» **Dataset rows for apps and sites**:
§ §
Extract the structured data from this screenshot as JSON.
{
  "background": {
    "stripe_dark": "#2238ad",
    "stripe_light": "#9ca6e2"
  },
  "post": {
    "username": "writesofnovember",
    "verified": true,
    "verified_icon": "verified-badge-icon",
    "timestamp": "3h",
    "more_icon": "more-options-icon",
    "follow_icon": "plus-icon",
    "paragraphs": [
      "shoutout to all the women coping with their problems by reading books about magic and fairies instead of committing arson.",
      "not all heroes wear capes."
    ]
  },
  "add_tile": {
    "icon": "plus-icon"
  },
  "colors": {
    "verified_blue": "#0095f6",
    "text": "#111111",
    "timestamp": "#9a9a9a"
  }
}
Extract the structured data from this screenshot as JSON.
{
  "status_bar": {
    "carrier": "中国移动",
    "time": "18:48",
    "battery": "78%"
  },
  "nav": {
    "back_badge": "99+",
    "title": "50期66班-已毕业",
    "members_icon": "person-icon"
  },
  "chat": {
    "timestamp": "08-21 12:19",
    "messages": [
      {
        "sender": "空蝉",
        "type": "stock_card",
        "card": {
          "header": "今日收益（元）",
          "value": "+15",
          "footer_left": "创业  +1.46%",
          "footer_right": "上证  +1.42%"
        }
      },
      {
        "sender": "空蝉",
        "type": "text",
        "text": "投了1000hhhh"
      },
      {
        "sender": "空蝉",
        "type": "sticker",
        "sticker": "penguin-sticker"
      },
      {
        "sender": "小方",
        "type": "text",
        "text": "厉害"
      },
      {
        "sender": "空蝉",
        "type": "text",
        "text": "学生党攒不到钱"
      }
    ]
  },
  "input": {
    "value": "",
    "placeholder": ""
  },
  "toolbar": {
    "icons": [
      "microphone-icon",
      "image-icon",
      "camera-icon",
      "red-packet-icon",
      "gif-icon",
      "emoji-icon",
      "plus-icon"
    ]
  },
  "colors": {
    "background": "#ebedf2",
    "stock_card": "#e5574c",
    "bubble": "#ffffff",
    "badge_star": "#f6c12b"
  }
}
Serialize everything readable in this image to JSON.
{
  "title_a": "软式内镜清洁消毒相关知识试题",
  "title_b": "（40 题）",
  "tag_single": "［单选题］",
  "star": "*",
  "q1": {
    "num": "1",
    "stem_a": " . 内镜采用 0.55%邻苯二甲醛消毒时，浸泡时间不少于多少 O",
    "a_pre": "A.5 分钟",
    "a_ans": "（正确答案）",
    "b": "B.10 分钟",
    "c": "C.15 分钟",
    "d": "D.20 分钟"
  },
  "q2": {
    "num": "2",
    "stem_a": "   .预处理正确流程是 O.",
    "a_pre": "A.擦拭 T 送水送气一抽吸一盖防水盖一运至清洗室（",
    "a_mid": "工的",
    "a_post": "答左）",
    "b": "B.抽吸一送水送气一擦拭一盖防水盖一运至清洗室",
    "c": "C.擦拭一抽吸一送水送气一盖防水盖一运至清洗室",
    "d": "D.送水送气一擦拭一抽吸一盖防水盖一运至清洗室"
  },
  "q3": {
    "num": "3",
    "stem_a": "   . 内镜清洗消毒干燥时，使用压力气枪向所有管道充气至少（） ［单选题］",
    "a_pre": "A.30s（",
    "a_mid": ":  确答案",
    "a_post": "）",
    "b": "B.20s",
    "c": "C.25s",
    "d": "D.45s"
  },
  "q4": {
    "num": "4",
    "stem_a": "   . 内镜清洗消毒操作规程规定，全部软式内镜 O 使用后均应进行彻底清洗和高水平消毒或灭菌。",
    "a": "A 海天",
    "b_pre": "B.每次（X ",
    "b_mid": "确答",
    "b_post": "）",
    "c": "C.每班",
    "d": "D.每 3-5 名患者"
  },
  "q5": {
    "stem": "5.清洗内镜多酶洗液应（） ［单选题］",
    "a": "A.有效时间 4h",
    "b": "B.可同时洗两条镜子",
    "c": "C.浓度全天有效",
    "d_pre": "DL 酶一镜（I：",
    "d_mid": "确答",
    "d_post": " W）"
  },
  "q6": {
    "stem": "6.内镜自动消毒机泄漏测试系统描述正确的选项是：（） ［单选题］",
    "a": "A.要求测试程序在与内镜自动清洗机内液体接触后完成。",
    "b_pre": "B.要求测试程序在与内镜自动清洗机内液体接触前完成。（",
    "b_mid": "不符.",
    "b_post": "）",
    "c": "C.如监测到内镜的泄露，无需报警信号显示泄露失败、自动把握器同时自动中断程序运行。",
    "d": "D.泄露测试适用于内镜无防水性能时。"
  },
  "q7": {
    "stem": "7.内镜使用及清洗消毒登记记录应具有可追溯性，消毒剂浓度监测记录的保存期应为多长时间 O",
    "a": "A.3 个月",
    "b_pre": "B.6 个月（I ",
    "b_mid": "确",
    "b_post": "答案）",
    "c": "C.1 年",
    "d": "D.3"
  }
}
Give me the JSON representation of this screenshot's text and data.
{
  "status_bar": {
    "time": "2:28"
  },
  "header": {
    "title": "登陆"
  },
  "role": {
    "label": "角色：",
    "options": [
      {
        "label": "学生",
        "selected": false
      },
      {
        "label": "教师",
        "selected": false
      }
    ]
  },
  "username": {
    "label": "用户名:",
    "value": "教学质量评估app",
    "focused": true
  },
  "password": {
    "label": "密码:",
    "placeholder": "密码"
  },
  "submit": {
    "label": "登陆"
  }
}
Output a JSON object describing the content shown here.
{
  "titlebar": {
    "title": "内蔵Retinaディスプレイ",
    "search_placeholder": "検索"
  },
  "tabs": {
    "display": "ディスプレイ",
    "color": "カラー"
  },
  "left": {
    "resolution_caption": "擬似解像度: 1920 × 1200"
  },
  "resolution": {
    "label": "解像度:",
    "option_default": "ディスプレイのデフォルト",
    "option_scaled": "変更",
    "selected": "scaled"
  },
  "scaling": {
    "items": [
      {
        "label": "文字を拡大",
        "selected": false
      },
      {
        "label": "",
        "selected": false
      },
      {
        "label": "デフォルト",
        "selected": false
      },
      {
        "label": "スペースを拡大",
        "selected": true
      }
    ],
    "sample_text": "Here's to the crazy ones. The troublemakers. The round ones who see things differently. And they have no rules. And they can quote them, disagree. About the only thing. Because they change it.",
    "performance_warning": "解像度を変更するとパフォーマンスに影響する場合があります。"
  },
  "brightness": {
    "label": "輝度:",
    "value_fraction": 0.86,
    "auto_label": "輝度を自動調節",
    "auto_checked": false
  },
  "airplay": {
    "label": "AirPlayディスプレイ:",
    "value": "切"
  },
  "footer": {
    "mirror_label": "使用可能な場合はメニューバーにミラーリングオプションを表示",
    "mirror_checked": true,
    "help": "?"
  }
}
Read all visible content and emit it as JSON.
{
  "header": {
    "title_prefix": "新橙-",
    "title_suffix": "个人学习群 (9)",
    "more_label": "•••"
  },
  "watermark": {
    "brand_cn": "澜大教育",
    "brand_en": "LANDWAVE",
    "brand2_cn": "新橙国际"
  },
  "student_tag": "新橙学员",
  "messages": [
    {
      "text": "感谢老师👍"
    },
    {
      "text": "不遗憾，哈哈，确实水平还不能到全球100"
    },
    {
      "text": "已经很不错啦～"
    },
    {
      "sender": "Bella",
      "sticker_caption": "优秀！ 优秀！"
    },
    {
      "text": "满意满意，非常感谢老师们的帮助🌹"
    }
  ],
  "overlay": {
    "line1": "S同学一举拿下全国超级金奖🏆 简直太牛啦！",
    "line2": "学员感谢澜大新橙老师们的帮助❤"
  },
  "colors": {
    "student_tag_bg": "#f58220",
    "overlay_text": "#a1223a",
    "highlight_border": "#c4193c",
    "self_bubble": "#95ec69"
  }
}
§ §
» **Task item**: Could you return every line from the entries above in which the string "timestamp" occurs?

» **Response**:
    "timestamp": "3h",
    "timestamp": "#9a9a9a"
    "timestamp": "08-21 12:19",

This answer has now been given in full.